Right? I mean, talent is a company’s No. 1 priority, so once you make a good business case, you’ll get everything you need to execute flawlessly, right?
Wrong. keep reading…
I’m a planner; I have to juggle a career and a family, so my home calendar is my family “book of reference.” It helps us all to know who is where, doing what, at what time, and which parent is responsible.
I am a planner financially too because I have responsibilities and I also have dreams. I have a responsibility to create a financial nest-egg for retirement, my children’s education, and maybe … just maybe … the country house I dream of buying someday.
To help me plan, I engage with a financial planner who works with me on my portfolio, the degree of risk, future plans and responsibilities, as well as current needs. Granted, none of us know how the stock market will look in 20-plus years, but I feel comfortable knowing my current financial plan, and my path.
I am not a financial expert. I work in the business of talent, specifically talent acquisition. It is a domain I enjoy continue to learn in an ever-changing environment where it can be difficult to plan. But it recently dawned on me that how I plan my future financially could also apply to how my organization looks at its talent. After all, without your talent, products and services as well as new ideas and innovation would not exist. If talent is your equity, then (to quote a branded credit card company in the United States) “Do you know what’s in your wallet?” keep reading…

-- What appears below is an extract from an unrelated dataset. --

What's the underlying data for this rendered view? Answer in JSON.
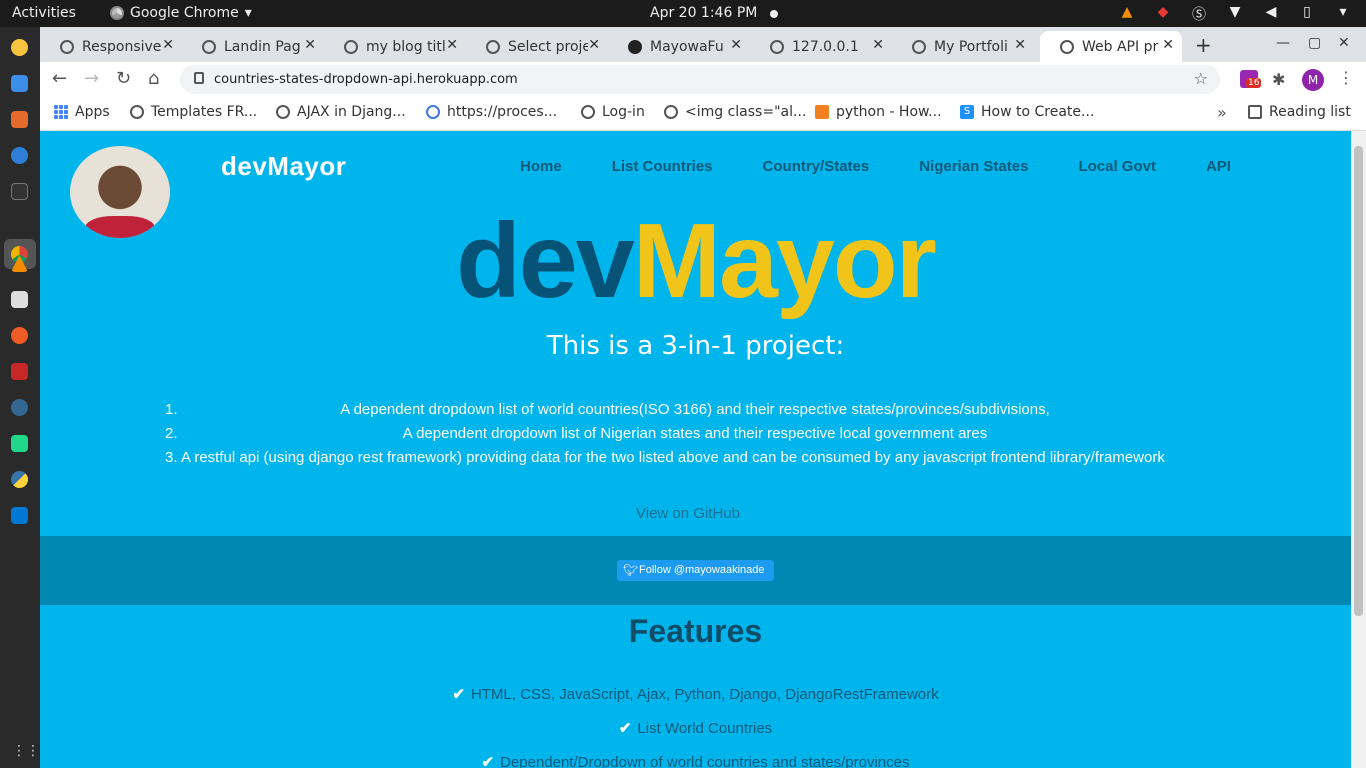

“I’m as mad as hell, and I’m not going to take this anymore!” –Howard Beale, Network
I’m making a late introduction – I started writing last week after not doing so since 2009. Though it’s much easier and more enjoyable to tear apart other peoples articles, I decided to start writing some of my own.
My madness is because much of what I read as “professional wisdom from “recruiting thought leaders” is: keep reading…
Last month, I wrote a post called “Recruiters: Your Days Are Numbered” for which I was lynched in the comments thread for disparaging the recruiting profession and forecasting its demise. Even Josh Bersin — a leading authority on HR — chimed in to describe the article as “a bit of a joke.” keep reading…
You’re at a social event, catching up with an old friend or meeting someone for the first time, and the conversation turns to your career. You say “I’m a recruiter.” Their response is likely, “Oh, like a headhunter?”
If you are a headhunter, then the conversation moves on and everyone understands each other. But if you are a corporate recruiter, your response is typically “Well, not exactly; I am a recruiter for (Insert Company Name Here). This is typically followed by a quizzical look in the other person’s eye (especially if you don’t work for a company with a household name).
If your initial response was “I’m a sourcer” or “I’m a contract recruiter” or “I’m a recruiting manager,” or something along those lines, then you’ve likely just confused the other person even more.
Sound familiar? keep reading…